More than any other fruit, the orange is associated
with and valued for its vitamin C content. It is, in fact, the
primary source of vitamin C for the majority of Americans. But
oranges have more to offer nutritionally than just this one nutrient.
A small orange (about five ounces) contains generous levels of
folate (folic acid), potassium, and thiamin, as well as some calcium
and magnesium. And compared to other citrus fruits, oranges have
a broader range of uses: They can be added to various cooked or
cold dishes, eaten as snacks, or squeezed for their delicious
Americans consume most of their oranges in the
form of juice, which provides 140% of the current suggested daily
intake of vitamin C. However, if you choose to eat a whole orange
instead of drinking a glass of juice, you'll get about the same
amount of vitamin C with the added benefit of more than 3 grams
of dietary fiber.
Orange trees are semitropical non-deciduous trees
and, like other citrus fruits, they probably originated in Southeast
Asia.
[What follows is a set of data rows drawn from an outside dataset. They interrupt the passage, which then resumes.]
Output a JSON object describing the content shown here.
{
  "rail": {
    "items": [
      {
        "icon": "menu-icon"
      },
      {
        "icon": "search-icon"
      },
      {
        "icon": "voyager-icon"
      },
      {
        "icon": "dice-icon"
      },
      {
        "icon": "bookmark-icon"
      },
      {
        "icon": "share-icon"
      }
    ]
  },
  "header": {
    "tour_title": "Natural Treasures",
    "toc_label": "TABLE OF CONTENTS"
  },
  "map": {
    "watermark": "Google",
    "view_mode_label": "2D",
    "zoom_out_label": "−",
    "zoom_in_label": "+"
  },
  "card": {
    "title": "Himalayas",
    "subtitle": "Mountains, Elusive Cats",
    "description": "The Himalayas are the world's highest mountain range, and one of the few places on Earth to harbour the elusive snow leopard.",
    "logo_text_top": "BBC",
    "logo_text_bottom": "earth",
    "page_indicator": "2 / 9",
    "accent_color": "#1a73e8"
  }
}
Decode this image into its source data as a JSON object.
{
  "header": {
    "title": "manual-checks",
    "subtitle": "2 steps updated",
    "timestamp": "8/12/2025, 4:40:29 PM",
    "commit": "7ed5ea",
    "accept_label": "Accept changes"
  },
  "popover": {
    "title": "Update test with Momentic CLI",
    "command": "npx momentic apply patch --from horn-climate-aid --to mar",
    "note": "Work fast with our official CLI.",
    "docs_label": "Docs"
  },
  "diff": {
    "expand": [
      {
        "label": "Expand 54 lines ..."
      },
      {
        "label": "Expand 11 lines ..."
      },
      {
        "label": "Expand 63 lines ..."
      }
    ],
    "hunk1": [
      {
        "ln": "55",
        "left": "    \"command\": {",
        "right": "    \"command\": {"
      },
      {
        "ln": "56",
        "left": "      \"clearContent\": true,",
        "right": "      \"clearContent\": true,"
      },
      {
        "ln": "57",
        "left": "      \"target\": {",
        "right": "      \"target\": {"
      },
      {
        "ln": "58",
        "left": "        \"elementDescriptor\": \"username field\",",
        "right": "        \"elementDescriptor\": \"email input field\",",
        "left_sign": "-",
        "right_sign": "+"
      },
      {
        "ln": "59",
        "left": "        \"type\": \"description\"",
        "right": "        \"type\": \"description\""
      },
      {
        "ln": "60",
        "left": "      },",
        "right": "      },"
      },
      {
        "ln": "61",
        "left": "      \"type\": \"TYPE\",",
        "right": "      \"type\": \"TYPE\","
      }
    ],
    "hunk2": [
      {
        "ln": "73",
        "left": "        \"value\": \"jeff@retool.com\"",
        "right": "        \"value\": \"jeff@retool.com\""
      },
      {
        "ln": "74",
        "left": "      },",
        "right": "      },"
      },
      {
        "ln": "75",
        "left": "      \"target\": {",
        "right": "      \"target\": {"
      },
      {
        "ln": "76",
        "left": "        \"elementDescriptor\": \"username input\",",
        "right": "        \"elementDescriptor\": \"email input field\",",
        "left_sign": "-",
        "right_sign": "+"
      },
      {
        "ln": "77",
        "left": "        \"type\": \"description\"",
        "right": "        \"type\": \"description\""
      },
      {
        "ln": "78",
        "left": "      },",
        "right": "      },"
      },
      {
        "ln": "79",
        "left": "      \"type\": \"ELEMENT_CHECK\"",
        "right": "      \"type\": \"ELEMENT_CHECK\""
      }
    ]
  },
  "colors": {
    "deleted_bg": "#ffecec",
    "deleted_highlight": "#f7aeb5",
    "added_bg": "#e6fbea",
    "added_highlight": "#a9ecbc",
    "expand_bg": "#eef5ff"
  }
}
We take oranges for granted now (they are the third most
popular fruit in the U.S., right behind bananas and apples), but
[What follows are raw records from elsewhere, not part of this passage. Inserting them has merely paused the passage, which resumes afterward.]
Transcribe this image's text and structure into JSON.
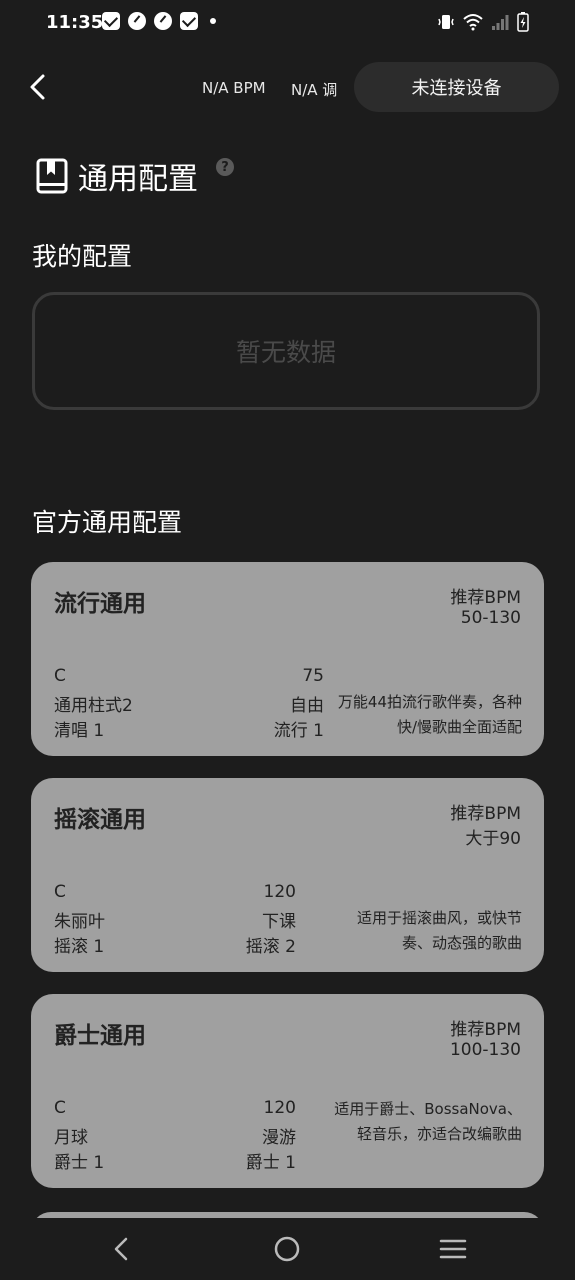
{
  "status_bar": {
    "time": "11:35"
  },
  "header": {
    "bpm": "N/A BPM",
    "key": "N/A 调",
    "device_button": "未连接设备"
  },
  "page": {
    "title": "通用配置",
    "help": "?"
  },
  "my_config": {
    "heading": "我的配置",
    "empty_text": "暂无数据"
  },
  "official": {
    "heading": "官方通用配置",
    "cards": [
      {
        "name": "流行通用",
        "bpm_title": "推荐BPM",
        "bpm_range": "50-130",
        "key": "C",
        "tempo": "75",
        "rhythm": "通用柱式2",
        "mode": "自由",
        "left_pattern": "清唱 1",
        "right_pattern": "流行 1",
        "desc": "万能44拍流行歌伴奏，各种快/慢歌曲全面适配"
      },
      {
        "name": "摇滚通用",
        "bpm_title": "推荐BPM",
        "bpm_range": "大于90",
        "key": "C",
        "tempo": "120",
        "rhythm": "朱丽叶",
        "mode": "下课",
        "left_pattern": "摇滚 1",
        "right_pattern": "摇滚 2",
        "desc": "适用于摇滚曲风，或快节奏、动态强的歌曲"
      },
      {
        "name": "爵士通用",
        "bpm_title": "推荐BPM",
        "bpm_range": "100-130",
        "key": "C",
        "tempo": "120",
        "rhythm": "月球",
        "mode": "漫游",
        "left_pattern": "爵士 1",
        "right_pattern": "爵士 1",
        "desc": "适用于爵士、BossaNova、轻音乐，亦适合改编歌曲"
      }
    ]
  },
  "colors": {
    "background": "#1c1c1c",
    "card": "#a0a0a0",
    "device_button": "#2c2c2c"
  }
}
at one time they were expensive and only rarely available in cooler
climates. Columbus brought orange seeds and seedlings with him
to the New World, and by the 1820s, when Florida became a U.S.
territory, there were thriving orange groves in St. Augustine.
By 1910, Florida was on its way to its current status as the number-one
In the Forties, scientists developed frozen orange-juice
concentrate which led to oranges becoming the main fruit crop
in the United States. Today, Florida produces about 70% of the
country's oranges, and about 90% of the crop is processed into
juice. California and Arizona are the other two states where oranges
are extensively cultivated. Their oranges, however, have thicker
skins than Florida fruits, a characteristic that helps to protect
them against the drier climates of the West. They are also more
prized as eating oranges.
Varieties : There are two types
of oranges, sweet and sour. Only sweet oranges are grown commercially
in the United States, and those you are most likely to find include:
Hamlin: One of the earliest
maturing oranges, Hamlins are grown primarily in Florida. Although
they are practically seedless, their flesh is rather pulpy so
they are better for juicing than for eating. Small in size, Hamlins
have a very thin skin. Season: October through December